Someone wise once rightly said that, too much of anything is bad! And that applies to rains as well. The rainy season is very important because it helps replenish water resources that provide us with water for drinking and other purposes. However, heavy rains and accompanying thunderstorms or lightnings can have a negative effect on potted plants on our terraces and balconies, or plants in open gardens. It is quite common to even see trees that have been uprooted or have their branches cut off, due to lightening and thunderstorms.
Potted plants on terraces and open gardens help improve the quality of air around, boost health and have many other benefits. But consistent heavy rains can cause the soil in pots to be water-logged. This can literally drown the plants, because water fills all the open spaces in the soil bed, thus preventing oxygen from reaching the roots. Without the essential nutrients the plants can actually suffocate and die.
Some of the symptoms of excessive waterlogging may be yellowing of leaves, leaves withering and dropping off, stunted growth, puddles on the surface of the soil in the pot, soggy roots and at times foul smell from the soil. Excessive presence of water also invites fungal attacks and other plant diseases that may kill the plants. Most of the pots though, are provided with holes at their base, to allow excessive water to drain off. However, this could also cause draining away of fertilizers or other nutrients, thereby hampering plant growth.
So what could be the little ways in which we can be of help to these plants that adorn our houses and gardens?
One of the ways to check this is to invest in or change into pots which have a raised base, and openings to allow water to drain away effectively. Another practical way is to add a layer of small rocks, gravel or pebbles at the bottom and then add the soil and fertilizer layers. Dig narrow (as narrow as a pencil maybe) ditches,vertically in the soil bed, and fill it with gravel or small rocks, to help drain the water away from the pot. Additionally it also becomes important to arrange a good system to lead the excess water from pots into the drainage system of the house or building or open area, to avoid messing up the house or garden area! And last but not the least, ensure that fertilizers are being replenished more frequently than in other seasons.
There are some plants – both ornamental and otherwise which thrive in wet soil. It is not always possible to consider these plants, for reasons of personal choices etc. but if drainage and water-logging are persistent issues, this is a good option.
Something interesting that is happening in many countries around the world is, what is called rainwater gardens, which are designed to use rain and storm water runoff and the nutrients in them, as well as to avoid soil erosion.
Taking care of your plants can be easy and very rewarding, isn’t it?
This story was earlier published in the Student Edition of The New Indian Express..

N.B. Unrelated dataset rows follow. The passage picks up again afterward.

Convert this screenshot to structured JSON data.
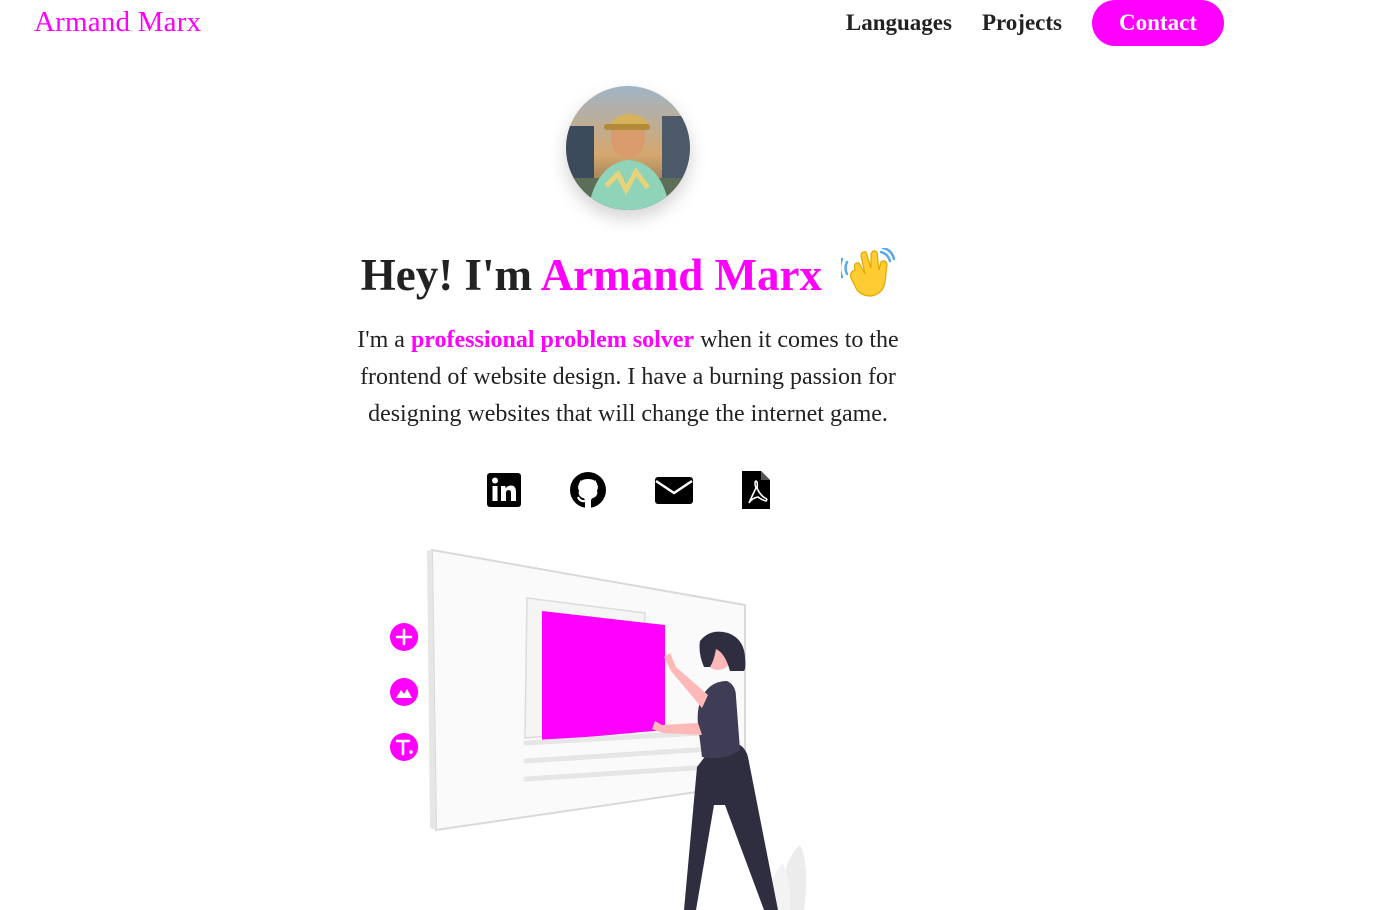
{
  "header": {
    "brand": "Armand Marx",
    "nav": [
      {
        "label": "Languages"
      },
      {
        "label": "Projects"
      }
    ],
    "contact_label": "Contact"
  },
  "hero": {
    "headline_prefix": "Hey! I'm ",
    "headline_name": "Armand Marx",
    "wave_icon": "waving-hand-emoji",
    "bio_prefix": "I'm a ",
    "bio_highlight": "professional problem solver",
    "bio_suffix": " when it comes to the frontend of website design. I have a burning passion for designing websites that will change the internet game."
  },
  "socials": [
    {
      "icon": "linkedin-icon"
    },
    {
      "icon": "github-icon"
    },
    {
      "icon": "mail-icon"
    },
    {
      "icon": "pdf-icon"
    }
  ],
  "colors": {
    "accent": "#ff00ff",
    "text": "#222222",
    "figure_dark": "#2f2e41",
    "skin": "#ffb8b8"
  }
}
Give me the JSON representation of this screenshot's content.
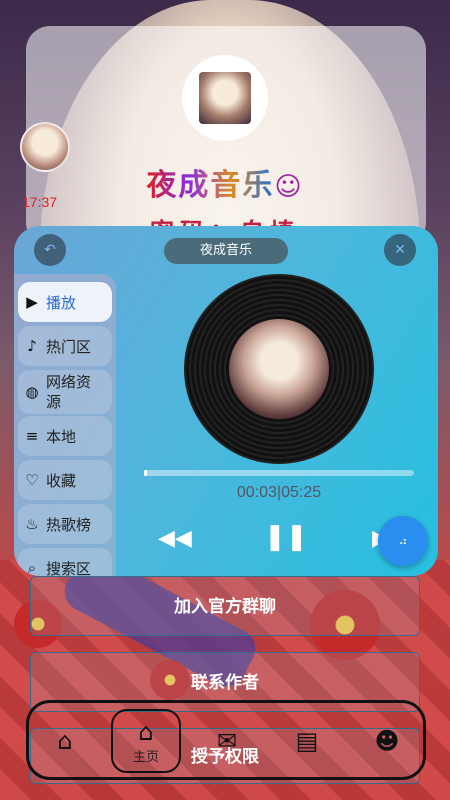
{
  "app": {
    "title": "夜成音乐",
    "subtitle": "密码：自填",
    "time": "17:37"
  },
  "player": {
    "title": "夜成音乐",
    "current_time": "00:03",
    "duration": "05:25",
    "progress": 0.01
  },
  "menu": {
    "items": [
      {
        "label": "播放",
        "icon": "play-icon",
        "active": true
      },
      {
        "label": "热门区",
        "icon": "music-note-icon"
      },
      {
        "label": "网络资源",
        "icon": "globe-icon"
      },
      {
        "label": "本地",
        "icon": "list-icon"
      },
      {
        "label": "收藏",
        "icon": "heart-icon"
      },
      {
        "label": "热歌榜",
        "icon": "fire-icon"
      },
      {
        "label": "搜索区",
        "icon": "search-icon"
      }
    ]
  },
  "actions": {
    "join_group": "加入官方群聊",
    "contact_author": "联系作者",
    "grant_permission": "授予权限"
  },
  "nav": {
    "home_label": "主页"
  },
  "colors": {
    "accent": "#2a8df0",
    "title_red": "#e02020"
  }
}
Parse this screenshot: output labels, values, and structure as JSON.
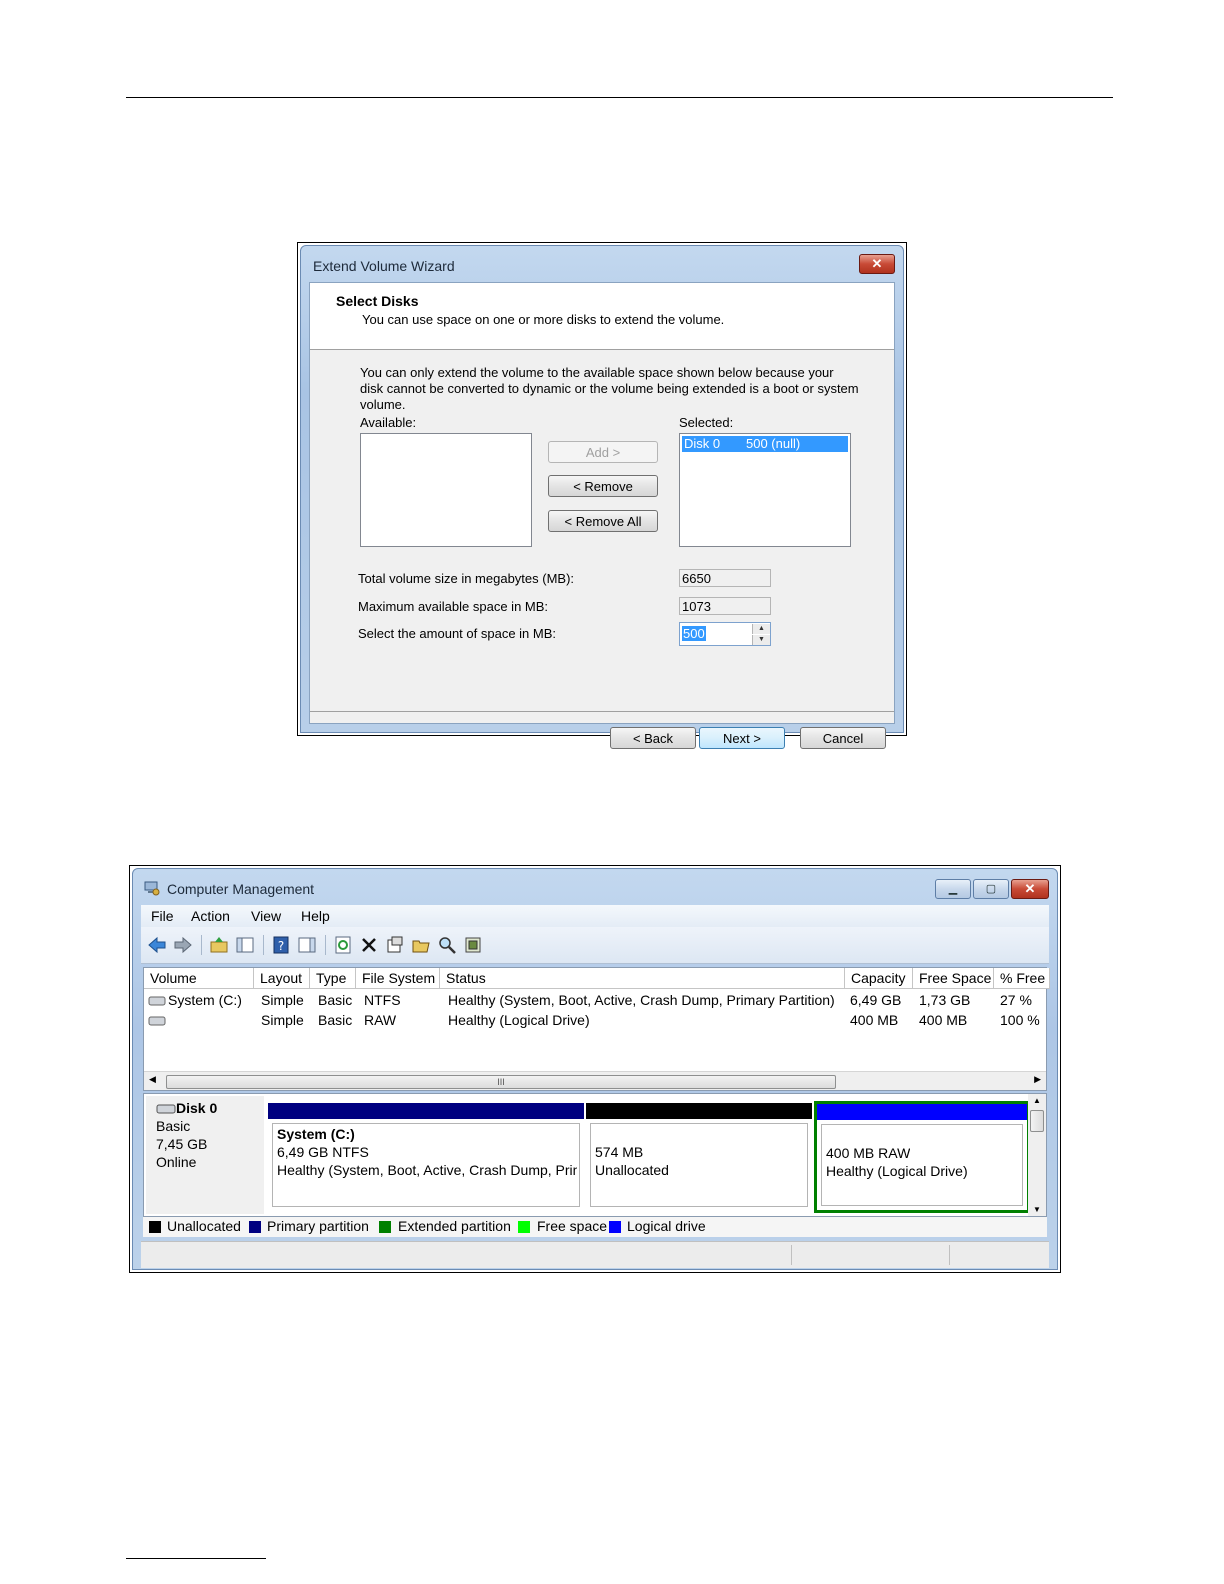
{
  "wizard": {
    "title": "Extend Volume Wizard",
    "close_glyph": "✕",
    "header_title": "Select Disks",
    "header_subtitle": "You can use space on one or more disks to extend the volume.",
    "info_text": "You can only extend the volume to the available space shown below because your disk cannot be converted to dynamic or the volume being extended is a boot or system volume.",
    "available_label": "Available:",
    "selected_label": "Selected:",
    "selected_items": [
      {
        "disk": "Disk 0",
        "size": "500 (null)"
      }
    ],
    "add_label": "Add >",
    "remove_label": "< Remove",
    "remove_all_label": "< Remove All",
    "total_size_label": "Total volume size in megabytes (MB):",
    "total_size_value": "6650",
    "max_space_label": "Maximum available space in MB:",
    "max_space_value": "1073",
    "select_space_label": "Select the amount of space in MB:",
    "select_space_value": "500",
    "back_label": "< Back",
    "next_label": "Next >",
    "cancel_label": "Cancel"
  },
  "cm": {
    "title": "Computer Management",
    "menu": [
      "File",
      "Action",
      "View",
      "Help"
    ],
    "columns": [
      "Volume",
      "Layout",
      "Type",
      "File System",
      "Status",
      "Capacity",
      "Free Space",
      "% Free"
    ],
    "rows": [
      {
        "volume": "System (C:)",
        "layout": "Simple",
        "type": "Basic",
        "fs": "NTFS",
        "status": "Healthy (System, Boot, Active, Crash Dump, Primary Partition)",
        "capacity": "6,49 GB",
        "free": "1,73 GB",
        "pct": "27 %"
      },
      {
        "volume": "",
        "layout": "Simple",
        "type": "Basic",
        "fs": "RAW",
        "status": "Healthy (Logical Drive)",
        "capacity": "400 MB",
        "free": "400 MB",
        "pct": "100 %"
      }
    ],
    "scroll_grip": "III",
    "disk": {
      "name": "Disk 0",
      "type": "Basic",
      "size": "7,45 GB",
      "state": "Online"
    },
    "partitions": [
      {
        "name": "System  (C:)",
        "line1": "6,49 GB NTFS",
        "line2": "Healthy (System, Boot, Active, Crash Dump, Primary Partition)",
        "bar_color": "#000080"
      },
      {
        "name": "",
        "line1": "574 MB",
        "line2": "Unallocated",
        "bar_color": "#000000"
      },
      {
        "name": "",
        "line1": "400 MB RAW",
        "line2": "Healthy (Logical Drive)",
        "bar_color": "#0000ff"
      }
    ],
    "legend": [
      {
        "label": "Unallocated",
        "color": "#000000"
      },
      {
        "label": "Primary partition",
        "color": "#000080"
      },
      {
        "label": "Extended partition",
        "color": "#008000"
      },
      {
        "label": "Free space",
        "color": "#00ff00"
      },
      {
        "label": "Logical drive",
        "color": "#0000ff"
      }
    ]
  }
}
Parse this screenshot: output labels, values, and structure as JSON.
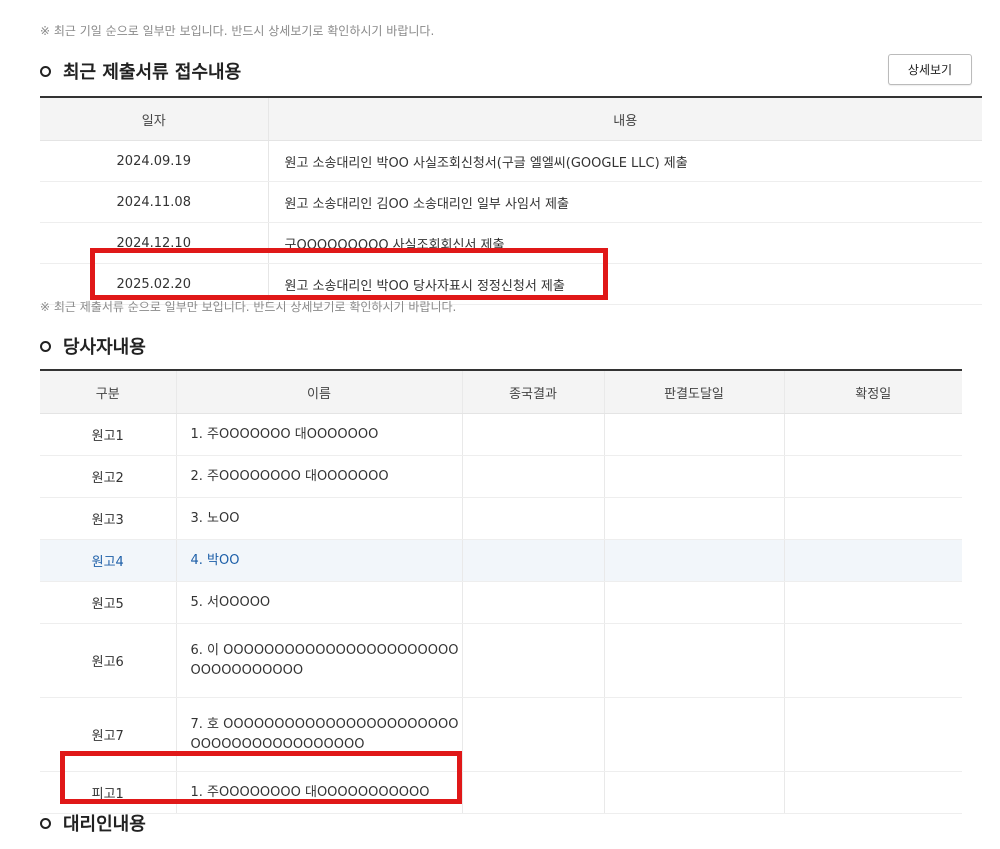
{
  "top_note": "※ 최근 기일 순으로 일부만 보입니다. 반드시 상세보기로 확인하시기 바랍니다.",
  "submissions": {
    "title": "최근 제출서류 접수내용",
    "detail_button": "상세보기",
    "headers": {
      "date": "일자",
      "content": "내용"
    },
    "rows": [
      {
        "date": "2024.09.19",
        "content": "원고 소송대리인 박OO 사실조회신청서(구글 엘엘씨(GOOGLE LLC) 제출"
      },
      {
        "date": "2024.11.08",
        "content": "원고 소송대리인 김OO 소송대리인 일부 사임서 제출"
      },
      {
        "date": "2024.12.10",
        "content": "구OOOOOOOOO 사실조회회신서 제출"
      },
      {
        "date": "2025.02.20",
        "content": "원고 소송대리인 박OO 당사자표시 정정신청서 제출"
      }
    ],
    "note": "※ 최근 제출서류 순으로 일부만 보입니다. 반드시 상세보기로 확인하시기 바랍니다."
  },
  "parties": {
    "title": "당사자내용",
    "headers": {
      "category": "구분",
      "name": "이름",
      "result": "종국결과",
      "service_date": "판결도달일",
      "finalized_date": "확정일"
    },
    "rows": [
      {
        "category": "원고1",
        "name": "1. 주OOOOOOO 대OOOOOOO"
      },
      {
        "category": "원고2",
        "name": "2. 주OOOOOOOO 대OOOOOOO"
      },
      {
        "category": "원고3",
        "name": "3. 노OO"
      },
      {
        "category": "원고4",
        "name": "4. 박OO"
      },
      {
        "category": "원고5",
        "name": "5. 서OOOOO"
      },
      {
        "category": "원고6",
        "name": "6. 이 OOOOOOOOOOOOOOOOOOOOOOOOOOOOOOOOOO"
      },
      {
        "category": "원고7",
        "name": "7. 호 OOOOOOOOOOOOOOOOOOOOOOOOOOOOOOOOOOOOOOOO"
      },
      {
        "category": "피고1",
        "name": "1. 주OOOOOOOO 대OOOOOOOOOOO"
      }
    ]
  },
  "agents": {
    "title": "대리인내용"
  },
  "colors": {
    "highlight_text": "#1d5fa8",
    "annotation_box": "#e01818"
  }
}
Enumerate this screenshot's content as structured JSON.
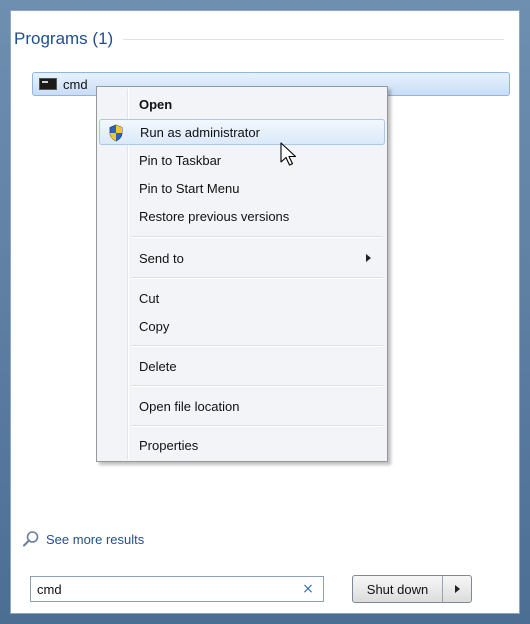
{
  "programs": {
    "header": "Programs (1)",
    "items": [
      {
        "label": "cmd",
        "icon": "cmd-icon"
      }
    ]
  },
  "context_menu": {
    "items": [
      {
        "label": "Open",
        "bold": true
      },
      {
        "label": "Run as administrator",
        "icon": "uac-shield-icon",
        "highlighted": true
      },
      {
        "label": "Pin to Taskbar"
      },
      {
        "label": "Pin to Start Menu"
      },
      {
        "label": "Restore previous versions"
      },
      {
        "label": "Send to",
        "submenu": true
      },
      {
        "label": "Cut"
      },
      {
        "label": "Copy"
      },
      {
        "label": "Delete"
      },
      {
        "label": "Open file location"
      },
      {
        "label": "Properties"
      }
    ]
  },
  "see_more": {
    "label": "See more results",
    "icon": "search-icon"
  },
  "search": {
    "value": "cmd",
    "clear_icon": "clear-icon",
    "clear_glyph": "×"
  },
  "shutdown": {
    "label": "Shut down",
    "arrow_icon": "chevron-right-icon"
  },
  "colors": {
    "header_blue": "#1e4f91",
    "highlight_border": "#a8c8ec",
    "frame_blue": "#4c6e93"
  }
}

Sindhu Ramachandran is an engineer but with a passion for people and learning, found her calling in the domains of human behaviour and connection. What followed is an eight-year research into ‘Intentions of Human Behaviour’ which has now morphed into a project called “Simplifying Life!” Deeply spiritual in her outlook, she is an avid reader, an amateur documentary-film maker and very interested in mystical sciences, besides dabbling in writing when inspired by the environment around her!